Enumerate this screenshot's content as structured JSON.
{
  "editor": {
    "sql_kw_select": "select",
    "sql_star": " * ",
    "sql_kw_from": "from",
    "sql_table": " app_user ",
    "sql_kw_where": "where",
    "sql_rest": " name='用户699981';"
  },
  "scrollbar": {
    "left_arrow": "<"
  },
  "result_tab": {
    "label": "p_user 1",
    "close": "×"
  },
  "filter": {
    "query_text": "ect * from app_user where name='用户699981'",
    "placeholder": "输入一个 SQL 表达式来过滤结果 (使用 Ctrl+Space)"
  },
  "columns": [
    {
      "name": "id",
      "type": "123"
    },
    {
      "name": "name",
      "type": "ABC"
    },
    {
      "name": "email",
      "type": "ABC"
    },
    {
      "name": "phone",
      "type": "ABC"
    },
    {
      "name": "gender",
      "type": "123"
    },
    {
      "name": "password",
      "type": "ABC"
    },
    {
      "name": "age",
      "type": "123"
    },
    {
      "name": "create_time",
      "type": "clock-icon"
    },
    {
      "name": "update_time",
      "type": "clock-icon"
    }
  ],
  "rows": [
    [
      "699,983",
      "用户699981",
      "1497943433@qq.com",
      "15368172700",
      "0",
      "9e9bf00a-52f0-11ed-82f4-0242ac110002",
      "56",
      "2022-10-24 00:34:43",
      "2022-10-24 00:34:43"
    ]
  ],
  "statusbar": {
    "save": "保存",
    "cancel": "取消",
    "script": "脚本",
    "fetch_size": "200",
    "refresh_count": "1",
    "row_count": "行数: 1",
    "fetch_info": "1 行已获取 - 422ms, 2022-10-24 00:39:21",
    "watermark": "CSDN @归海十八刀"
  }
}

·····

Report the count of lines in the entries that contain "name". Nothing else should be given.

11